Danish Shaukat

Ranch Hand

Posts: 341

posted 14 years ago

Hi all !

This program calculates the power of a number using recursion.

if i set the initial value of ans(the local variable in the method power)

other than 1 , things get messed up why???

One other thing.

I'm using the following stmt

ans=base1*power(base1,power1-1);

But even if i use

ans*=base1*power(base1,power1-1);

I get same answer.

But i guess the best approach is to simply return the expresion

return base1*power(base1,power1-1);

Thanks in advance

--Danish

[ November 03, 2002: Message edited by: Danish Shaukat ]

[ November 03, 2002: Message edited by: Danish Shaukat ]

[ November 03, 2002: Message edited by: Danish Shaukat ]

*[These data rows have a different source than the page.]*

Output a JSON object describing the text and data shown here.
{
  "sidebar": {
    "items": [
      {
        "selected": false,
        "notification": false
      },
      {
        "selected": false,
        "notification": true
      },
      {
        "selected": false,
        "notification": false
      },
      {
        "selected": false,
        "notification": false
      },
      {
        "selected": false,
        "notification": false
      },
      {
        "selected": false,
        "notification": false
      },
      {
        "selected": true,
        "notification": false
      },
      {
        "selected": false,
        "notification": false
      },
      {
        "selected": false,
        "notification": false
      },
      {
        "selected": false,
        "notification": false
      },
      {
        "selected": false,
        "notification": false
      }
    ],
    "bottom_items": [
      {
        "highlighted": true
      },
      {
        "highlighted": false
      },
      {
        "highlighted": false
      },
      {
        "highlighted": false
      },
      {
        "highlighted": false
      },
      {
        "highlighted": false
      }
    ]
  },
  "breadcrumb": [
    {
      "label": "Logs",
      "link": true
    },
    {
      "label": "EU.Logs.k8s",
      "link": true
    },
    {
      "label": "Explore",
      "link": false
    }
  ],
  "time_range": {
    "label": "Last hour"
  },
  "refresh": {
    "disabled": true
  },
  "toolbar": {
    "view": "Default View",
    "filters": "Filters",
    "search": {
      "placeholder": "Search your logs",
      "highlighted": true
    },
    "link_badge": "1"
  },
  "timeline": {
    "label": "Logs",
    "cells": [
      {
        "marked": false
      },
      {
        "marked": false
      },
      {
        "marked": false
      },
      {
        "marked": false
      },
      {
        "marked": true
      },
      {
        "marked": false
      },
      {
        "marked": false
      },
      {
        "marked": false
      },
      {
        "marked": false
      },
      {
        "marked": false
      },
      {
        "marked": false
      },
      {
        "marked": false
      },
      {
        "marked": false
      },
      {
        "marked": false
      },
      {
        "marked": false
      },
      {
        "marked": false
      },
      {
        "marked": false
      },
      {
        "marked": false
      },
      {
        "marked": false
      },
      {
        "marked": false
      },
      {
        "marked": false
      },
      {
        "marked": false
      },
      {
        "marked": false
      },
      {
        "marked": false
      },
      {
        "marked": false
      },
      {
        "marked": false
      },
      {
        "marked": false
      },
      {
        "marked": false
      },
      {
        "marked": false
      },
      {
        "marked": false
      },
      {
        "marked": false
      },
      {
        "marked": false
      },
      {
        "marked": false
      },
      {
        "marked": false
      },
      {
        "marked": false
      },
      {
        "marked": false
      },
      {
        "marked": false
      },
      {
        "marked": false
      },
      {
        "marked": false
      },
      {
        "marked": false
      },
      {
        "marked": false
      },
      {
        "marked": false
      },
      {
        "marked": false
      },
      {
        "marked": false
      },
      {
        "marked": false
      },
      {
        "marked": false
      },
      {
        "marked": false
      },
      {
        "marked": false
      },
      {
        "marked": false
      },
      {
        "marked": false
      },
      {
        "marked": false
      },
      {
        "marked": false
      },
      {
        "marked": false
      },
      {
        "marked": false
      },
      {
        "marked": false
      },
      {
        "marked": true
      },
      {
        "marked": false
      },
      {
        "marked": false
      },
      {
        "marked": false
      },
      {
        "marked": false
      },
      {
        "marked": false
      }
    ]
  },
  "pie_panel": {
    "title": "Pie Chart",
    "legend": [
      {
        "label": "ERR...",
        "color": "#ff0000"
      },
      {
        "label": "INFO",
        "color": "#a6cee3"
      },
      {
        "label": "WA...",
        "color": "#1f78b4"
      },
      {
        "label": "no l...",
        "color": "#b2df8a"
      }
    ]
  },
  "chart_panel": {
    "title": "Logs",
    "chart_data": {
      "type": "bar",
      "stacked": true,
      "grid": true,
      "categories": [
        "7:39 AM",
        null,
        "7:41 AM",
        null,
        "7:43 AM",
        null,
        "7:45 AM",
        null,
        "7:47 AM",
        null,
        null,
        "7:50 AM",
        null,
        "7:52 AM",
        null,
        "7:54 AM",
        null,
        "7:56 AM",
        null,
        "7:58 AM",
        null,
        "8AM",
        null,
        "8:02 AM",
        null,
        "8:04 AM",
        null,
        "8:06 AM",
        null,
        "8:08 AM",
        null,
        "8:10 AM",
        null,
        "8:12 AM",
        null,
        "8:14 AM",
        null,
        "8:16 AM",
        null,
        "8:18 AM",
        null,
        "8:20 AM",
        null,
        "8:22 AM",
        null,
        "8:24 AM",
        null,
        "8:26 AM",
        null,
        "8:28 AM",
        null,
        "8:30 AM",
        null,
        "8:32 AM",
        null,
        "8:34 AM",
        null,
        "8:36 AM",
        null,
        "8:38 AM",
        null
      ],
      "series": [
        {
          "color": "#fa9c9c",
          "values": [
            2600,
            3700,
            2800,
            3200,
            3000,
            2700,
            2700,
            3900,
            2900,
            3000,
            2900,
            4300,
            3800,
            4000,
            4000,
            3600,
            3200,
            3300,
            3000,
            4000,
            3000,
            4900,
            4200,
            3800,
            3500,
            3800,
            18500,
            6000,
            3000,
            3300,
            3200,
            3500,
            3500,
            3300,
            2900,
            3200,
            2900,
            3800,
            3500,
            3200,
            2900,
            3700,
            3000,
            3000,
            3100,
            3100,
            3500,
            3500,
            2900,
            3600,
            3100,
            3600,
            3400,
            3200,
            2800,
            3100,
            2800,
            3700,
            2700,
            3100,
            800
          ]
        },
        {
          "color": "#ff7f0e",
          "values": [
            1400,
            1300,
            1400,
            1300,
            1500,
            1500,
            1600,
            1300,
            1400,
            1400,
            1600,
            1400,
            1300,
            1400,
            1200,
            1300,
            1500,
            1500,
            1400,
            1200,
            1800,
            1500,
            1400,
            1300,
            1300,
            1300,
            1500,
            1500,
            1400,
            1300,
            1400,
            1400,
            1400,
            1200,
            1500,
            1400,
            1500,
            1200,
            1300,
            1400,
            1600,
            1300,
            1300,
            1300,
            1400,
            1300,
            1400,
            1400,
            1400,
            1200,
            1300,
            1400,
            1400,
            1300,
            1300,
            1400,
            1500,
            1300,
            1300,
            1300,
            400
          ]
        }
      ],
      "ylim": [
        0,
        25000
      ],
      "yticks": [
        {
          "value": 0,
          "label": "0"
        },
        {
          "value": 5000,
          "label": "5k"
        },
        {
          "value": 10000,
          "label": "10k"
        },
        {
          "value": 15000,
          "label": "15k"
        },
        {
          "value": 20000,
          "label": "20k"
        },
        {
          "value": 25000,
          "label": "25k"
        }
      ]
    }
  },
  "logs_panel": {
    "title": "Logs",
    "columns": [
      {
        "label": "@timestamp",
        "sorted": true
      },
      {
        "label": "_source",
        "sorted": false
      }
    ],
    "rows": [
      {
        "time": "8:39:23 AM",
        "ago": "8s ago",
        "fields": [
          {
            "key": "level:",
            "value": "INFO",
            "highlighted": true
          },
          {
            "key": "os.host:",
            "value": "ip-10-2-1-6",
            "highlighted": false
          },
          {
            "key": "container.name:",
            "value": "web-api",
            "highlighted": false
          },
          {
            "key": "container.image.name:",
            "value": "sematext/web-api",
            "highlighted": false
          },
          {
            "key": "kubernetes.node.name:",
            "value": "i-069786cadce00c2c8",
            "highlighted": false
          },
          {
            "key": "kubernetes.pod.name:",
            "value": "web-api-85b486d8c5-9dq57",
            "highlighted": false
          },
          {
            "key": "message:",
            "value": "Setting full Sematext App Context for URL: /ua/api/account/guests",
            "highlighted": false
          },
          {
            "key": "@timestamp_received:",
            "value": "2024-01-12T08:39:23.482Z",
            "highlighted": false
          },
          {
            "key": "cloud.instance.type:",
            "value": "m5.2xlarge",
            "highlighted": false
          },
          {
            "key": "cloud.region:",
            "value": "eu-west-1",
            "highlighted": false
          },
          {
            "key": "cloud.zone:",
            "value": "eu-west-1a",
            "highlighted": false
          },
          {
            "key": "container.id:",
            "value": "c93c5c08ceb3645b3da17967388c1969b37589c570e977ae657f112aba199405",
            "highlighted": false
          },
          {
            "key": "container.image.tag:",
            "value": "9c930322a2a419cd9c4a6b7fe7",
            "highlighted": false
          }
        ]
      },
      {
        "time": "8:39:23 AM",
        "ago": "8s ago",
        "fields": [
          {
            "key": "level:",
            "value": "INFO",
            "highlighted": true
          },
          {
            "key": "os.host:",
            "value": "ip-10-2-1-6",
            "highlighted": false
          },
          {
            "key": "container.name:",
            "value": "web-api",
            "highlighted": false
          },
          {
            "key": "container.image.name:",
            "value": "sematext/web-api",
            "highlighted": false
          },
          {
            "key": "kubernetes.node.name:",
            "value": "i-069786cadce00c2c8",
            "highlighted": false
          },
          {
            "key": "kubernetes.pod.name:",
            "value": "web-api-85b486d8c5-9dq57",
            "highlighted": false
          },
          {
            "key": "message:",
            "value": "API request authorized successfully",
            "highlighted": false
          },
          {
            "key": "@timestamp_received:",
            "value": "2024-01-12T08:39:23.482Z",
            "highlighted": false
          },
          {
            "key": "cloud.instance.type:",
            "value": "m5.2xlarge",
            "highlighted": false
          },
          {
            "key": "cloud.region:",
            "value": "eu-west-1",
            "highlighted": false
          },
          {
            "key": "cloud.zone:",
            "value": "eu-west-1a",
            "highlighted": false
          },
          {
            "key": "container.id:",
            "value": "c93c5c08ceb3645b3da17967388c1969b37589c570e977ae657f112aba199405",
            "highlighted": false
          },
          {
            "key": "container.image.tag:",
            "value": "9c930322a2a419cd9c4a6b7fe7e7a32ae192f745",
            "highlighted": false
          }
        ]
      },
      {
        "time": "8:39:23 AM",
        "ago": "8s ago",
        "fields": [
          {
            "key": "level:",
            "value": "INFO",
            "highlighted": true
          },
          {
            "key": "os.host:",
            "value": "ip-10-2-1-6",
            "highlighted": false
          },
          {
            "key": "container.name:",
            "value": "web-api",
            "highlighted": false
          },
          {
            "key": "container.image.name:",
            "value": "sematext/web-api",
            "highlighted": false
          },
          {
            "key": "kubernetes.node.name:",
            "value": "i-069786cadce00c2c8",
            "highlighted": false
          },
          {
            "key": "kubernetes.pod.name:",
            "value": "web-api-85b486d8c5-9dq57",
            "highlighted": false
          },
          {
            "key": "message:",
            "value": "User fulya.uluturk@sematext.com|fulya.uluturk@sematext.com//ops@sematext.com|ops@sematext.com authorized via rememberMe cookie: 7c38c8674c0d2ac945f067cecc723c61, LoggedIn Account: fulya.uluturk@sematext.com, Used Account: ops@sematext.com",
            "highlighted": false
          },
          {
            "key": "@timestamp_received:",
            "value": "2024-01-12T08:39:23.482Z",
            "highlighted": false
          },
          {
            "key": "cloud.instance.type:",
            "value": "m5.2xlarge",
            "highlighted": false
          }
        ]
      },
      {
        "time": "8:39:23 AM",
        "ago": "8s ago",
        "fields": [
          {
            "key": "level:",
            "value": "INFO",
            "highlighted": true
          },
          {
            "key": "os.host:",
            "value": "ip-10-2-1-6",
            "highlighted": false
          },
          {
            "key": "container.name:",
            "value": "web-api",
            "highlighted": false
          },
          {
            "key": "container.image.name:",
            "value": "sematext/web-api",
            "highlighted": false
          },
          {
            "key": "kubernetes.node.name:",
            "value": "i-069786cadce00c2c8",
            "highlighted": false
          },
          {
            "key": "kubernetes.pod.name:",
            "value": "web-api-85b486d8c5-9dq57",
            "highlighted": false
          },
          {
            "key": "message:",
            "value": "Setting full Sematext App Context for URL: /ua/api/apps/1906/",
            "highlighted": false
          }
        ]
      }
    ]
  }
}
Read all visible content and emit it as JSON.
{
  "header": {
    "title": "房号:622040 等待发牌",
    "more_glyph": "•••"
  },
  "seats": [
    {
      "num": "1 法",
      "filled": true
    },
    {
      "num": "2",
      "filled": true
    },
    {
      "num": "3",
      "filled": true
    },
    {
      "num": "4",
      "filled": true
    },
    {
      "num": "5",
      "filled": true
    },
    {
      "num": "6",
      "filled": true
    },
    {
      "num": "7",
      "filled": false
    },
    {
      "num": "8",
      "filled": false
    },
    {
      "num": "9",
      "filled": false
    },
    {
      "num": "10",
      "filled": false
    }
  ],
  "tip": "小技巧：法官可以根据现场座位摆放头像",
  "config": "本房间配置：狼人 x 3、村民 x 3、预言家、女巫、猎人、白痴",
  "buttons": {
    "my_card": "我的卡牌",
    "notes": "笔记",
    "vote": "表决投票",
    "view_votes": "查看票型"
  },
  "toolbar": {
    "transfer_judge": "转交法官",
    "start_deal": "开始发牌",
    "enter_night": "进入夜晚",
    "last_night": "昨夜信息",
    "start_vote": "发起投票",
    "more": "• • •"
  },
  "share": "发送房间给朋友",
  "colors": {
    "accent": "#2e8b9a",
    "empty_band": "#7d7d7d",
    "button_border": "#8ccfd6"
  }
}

This program calculates the power of a number using recursion.

if i set the initial value of ans(the local variable in the method power)

other than 1 , things get messed up why???

One other thing.

I'm using the following stmt

ans=base1*power(base1,power1-1);

But even if i use

ans*=base1*power(base1,power1-1);

I get same answer.

But i guess the best approach is to simply return the expresion

return base1*power(base1,power1-1);

Thanks in advance

--Danish

[ November 03, 2002: Message edited by: Danish Shaukat ]

[ November 03, 2002: Message edited by: Danish Shaukat ]

[ November 03, 2002: Message edited by: Danish Shaukat ]

Anonymous

Ranch Hand

Posts: 18944

posted 14 years ago

Recursion can be a powerful tool if left in the hands of someone who understands Machiavellistic principles: divide and conquer. If we apply these nice little principles to your nice little problem, we might notice the following:

the problem is: find pow(x, y) where both x and y are integral numbers. The following simple statements are considered to be true:

- if y < 0 we consider the answer to be 0

- else if y == 0 we consider the answer to be 1

- else if y == 1 the anser will be x

- else we (ab)use some Poor Old Wanderer (pow) to do some calculations for us: z= pow(x, y/2). If y is even, pow(x, y) equals z*z, else (if y is odd), pow(x, y) equals x*z*z.

The notions above allow us to implement the pow(x, y) function:

kind regards

the problem is: find pow(x, y) where both x and y are integral numbers. The following simple statements are considered to be true:

- if y < 0 we consider the answer to be 0

- else if y == 0 we consider the answer to be 1

- else if y == 1 the anser will be x

- else we (ab)use some Poor Old Wanderer (pow) to do some calculations for us: z= pow(x, y/2). If y is even, pow(x, y) equals z*z, else (if y is odd), pow(x, y) equals x*z*z.

The notions above allow us to implement the pow(x, y) function:

kind regards

Dirk Schreckmann

Sheriff

Posts: 7023

posted 14 years ago

...and you may want to consider that 0 raised to a negative power is undefined (and so perhaps throw an ArithmeticException in that case).